#### Exercise prompt
Comb through the entries for "Internet" and pull out each line that holds it.

[Provided information]

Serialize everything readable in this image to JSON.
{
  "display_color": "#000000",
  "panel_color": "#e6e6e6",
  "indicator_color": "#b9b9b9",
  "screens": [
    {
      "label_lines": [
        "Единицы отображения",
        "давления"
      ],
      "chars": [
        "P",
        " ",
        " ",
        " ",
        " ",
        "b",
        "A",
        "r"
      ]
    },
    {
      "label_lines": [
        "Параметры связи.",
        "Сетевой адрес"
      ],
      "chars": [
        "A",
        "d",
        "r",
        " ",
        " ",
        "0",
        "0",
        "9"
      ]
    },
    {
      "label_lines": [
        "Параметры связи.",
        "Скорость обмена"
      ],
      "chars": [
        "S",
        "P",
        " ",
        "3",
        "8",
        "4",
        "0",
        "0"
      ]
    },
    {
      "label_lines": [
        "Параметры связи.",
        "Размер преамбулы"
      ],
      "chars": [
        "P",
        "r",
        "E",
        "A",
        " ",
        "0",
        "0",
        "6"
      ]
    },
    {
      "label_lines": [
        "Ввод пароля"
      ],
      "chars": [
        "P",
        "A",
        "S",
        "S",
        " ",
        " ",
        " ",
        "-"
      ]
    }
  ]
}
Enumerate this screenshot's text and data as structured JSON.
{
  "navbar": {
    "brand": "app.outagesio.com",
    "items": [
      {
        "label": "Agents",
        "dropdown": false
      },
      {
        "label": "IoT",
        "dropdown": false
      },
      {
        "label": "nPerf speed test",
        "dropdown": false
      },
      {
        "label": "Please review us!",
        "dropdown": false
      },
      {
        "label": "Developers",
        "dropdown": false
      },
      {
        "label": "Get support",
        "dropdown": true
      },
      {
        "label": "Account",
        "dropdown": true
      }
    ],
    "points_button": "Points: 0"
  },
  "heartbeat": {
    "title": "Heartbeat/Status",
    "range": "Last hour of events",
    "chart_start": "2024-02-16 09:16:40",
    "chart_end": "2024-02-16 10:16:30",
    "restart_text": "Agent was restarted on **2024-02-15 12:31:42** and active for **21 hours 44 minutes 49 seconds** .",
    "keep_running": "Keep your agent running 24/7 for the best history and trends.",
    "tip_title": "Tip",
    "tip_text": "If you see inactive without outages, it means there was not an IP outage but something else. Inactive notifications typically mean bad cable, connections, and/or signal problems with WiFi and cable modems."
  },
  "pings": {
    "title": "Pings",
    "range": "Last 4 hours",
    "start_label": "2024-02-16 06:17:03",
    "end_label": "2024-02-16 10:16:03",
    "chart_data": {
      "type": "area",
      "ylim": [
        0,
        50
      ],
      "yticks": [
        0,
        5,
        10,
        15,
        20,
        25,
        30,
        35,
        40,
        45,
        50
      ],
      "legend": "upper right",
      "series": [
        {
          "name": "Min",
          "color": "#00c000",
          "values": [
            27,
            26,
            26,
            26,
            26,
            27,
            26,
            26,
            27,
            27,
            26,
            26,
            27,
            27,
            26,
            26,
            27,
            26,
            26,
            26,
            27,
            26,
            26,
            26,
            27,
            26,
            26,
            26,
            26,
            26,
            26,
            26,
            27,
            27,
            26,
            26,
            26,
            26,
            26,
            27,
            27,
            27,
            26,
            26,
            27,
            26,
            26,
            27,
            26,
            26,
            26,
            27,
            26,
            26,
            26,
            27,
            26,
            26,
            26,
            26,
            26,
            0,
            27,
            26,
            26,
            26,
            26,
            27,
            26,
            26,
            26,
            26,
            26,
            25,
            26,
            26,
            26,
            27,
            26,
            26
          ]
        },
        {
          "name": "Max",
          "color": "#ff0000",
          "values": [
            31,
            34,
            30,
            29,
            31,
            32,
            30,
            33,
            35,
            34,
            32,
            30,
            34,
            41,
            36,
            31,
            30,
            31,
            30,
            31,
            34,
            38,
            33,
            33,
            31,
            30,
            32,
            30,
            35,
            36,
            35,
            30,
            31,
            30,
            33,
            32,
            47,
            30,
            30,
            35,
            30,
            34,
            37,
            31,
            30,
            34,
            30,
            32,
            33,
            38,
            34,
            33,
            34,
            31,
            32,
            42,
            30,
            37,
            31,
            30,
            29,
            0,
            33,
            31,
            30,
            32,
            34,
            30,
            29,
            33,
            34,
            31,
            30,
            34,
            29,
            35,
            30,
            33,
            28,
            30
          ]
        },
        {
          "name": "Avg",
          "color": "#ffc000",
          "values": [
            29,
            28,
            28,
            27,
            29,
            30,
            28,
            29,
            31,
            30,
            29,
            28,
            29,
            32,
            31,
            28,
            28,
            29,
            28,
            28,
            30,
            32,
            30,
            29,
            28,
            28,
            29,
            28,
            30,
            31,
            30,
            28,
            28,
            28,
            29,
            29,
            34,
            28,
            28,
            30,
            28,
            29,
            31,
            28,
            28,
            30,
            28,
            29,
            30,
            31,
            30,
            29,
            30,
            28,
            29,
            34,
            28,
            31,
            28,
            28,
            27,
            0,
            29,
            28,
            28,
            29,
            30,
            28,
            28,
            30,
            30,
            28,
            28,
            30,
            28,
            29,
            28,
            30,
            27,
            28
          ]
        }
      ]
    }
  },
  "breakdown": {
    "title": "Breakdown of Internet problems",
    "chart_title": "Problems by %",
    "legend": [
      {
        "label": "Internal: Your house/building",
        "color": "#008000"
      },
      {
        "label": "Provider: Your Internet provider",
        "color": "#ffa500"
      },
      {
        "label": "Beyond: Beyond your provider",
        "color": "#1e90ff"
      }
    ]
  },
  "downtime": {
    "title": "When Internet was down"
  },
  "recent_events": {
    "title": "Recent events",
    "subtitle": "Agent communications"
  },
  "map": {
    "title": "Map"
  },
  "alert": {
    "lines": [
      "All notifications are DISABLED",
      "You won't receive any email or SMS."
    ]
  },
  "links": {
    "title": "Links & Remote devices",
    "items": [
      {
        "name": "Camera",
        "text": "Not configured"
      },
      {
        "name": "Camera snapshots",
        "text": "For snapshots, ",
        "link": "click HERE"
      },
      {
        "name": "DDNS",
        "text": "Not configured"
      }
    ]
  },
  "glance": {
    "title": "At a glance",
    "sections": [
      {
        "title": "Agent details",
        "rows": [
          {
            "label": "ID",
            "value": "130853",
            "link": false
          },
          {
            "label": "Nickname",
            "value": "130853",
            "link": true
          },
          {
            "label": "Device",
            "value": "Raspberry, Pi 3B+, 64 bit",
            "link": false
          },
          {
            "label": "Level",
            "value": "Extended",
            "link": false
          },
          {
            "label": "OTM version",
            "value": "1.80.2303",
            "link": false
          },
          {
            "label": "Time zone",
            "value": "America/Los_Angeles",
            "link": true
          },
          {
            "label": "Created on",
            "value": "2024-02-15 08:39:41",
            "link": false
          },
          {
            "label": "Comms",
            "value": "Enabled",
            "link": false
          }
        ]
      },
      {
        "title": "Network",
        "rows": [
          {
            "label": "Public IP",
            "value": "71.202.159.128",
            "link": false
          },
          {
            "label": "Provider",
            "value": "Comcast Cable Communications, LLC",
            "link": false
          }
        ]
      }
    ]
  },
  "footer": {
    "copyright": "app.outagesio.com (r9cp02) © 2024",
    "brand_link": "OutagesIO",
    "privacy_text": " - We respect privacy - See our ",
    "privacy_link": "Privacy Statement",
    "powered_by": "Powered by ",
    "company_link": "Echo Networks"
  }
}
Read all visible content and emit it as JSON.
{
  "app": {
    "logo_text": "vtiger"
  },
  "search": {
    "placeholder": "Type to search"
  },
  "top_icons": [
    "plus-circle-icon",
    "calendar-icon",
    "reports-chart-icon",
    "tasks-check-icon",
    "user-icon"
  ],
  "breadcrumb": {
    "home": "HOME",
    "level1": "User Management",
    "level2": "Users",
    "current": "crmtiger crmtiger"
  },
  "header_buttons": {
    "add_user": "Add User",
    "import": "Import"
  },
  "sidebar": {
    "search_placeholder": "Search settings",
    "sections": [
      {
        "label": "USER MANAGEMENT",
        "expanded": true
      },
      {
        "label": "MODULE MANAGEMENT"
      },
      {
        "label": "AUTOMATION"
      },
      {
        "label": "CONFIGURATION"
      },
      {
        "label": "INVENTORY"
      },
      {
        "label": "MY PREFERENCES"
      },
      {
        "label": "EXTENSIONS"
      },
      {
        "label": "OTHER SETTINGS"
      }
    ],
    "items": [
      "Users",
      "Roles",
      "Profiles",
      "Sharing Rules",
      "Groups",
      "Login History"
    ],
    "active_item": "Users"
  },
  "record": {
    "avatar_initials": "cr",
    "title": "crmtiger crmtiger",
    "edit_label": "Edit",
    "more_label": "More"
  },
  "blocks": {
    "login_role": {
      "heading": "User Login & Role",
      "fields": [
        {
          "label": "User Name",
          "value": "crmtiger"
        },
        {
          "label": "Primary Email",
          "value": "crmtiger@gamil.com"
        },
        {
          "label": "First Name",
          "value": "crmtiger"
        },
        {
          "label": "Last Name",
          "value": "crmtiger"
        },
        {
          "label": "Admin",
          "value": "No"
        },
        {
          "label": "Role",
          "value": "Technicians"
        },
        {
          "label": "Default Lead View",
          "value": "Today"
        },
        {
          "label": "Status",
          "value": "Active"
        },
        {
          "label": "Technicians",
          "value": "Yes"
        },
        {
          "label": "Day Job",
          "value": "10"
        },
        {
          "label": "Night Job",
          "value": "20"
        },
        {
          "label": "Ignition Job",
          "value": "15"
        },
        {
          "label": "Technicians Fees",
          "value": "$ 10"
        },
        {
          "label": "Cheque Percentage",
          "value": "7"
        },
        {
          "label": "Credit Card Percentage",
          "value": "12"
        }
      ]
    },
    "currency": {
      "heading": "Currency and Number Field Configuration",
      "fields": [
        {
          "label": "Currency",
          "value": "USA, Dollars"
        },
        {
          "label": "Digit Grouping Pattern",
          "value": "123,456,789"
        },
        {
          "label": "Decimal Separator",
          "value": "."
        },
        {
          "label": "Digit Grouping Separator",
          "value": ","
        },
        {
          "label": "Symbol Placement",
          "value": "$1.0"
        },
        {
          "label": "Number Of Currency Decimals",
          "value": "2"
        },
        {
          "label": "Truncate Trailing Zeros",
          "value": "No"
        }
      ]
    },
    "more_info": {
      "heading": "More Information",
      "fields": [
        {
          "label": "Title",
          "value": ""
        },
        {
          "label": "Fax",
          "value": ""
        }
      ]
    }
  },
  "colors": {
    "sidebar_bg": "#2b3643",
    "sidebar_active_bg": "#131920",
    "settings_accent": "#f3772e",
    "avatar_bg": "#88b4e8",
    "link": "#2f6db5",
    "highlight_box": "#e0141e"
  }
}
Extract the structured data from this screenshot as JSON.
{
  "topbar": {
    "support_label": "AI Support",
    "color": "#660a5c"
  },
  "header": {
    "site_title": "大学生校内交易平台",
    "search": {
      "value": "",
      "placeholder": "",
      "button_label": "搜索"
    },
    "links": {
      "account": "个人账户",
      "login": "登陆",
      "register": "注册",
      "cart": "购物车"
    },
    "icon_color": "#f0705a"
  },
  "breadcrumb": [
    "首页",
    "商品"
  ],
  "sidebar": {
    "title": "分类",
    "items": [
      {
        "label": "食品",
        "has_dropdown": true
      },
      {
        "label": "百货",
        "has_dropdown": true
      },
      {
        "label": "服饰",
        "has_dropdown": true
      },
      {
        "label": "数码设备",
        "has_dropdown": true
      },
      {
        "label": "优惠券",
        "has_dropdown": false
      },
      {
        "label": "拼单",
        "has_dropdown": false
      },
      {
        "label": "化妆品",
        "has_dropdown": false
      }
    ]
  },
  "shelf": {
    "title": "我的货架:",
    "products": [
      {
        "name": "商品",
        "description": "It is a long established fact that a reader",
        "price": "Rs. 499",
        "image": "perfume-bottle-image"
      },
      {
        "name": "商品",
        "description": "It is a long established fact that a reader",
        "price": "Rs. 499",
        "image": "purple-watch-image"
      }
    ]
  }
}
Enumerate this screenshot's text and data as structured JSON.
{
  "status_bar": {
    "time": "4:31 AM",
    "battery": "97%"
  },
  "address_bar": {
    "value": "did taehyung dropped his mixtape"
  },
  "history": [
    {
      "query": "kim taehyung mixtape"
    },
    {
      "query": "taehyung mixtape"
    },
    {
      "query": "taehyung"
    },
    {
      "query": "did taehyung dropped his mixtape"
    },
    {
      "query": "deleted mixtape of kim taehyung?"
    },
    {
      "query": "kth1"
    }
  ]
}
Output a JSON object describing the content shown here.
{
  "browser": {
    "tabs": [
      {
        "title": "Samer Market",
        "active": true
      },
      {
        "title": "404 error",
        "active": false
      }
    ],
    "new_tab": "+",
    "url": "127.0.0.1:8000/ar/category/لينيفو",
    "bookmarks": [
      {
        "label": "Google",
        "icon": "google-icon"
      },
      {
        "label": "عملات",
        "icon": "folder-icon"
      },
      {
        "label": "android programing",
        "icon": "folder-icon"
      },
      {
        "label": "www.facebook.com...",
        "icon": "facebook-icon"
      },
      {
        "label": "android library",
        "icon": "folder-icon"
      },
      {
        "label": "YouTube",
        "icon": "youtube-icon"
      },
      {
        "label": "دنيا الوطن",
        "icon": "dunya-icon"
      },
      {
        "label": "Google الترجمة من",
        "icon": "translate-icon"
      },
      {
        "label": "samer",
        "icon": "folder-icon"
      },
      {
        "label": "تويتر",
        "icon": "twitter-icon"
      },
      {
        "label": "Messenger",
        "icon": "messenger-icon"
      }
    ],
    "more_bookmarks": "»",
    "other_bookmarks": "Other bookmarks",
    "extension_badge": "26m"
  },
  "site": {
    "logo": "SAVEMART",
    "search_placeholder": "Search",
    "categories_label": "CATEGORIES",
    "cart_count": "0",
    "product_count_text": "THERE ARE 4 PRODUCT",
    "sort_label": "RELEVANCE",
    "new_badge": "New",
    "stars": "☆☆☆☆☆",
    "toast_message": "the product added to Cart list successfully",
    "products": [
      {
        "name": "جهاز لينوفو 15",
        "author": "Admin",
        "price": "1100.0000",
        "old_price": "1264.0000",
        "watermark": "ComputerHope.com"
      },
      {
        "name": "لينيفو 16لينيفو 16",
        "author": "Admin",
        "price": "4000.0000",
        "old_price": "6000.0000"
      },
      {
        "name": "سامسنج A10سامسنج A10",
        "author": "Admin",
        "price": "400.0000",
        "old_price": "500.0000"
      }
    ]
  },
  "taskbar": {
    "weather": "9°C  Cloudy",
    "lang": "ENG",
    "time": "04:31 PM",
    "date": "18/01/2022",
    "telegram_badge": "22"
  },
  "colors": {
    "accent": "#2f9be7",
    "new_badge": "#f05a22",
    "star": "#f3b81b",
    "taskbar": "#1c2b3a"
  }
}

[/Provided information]

#### Exercise response
    "title": "Breakdown of Internet problems",
        "label": "Provider: Your Internet provider",
    "title": "When Internet was down"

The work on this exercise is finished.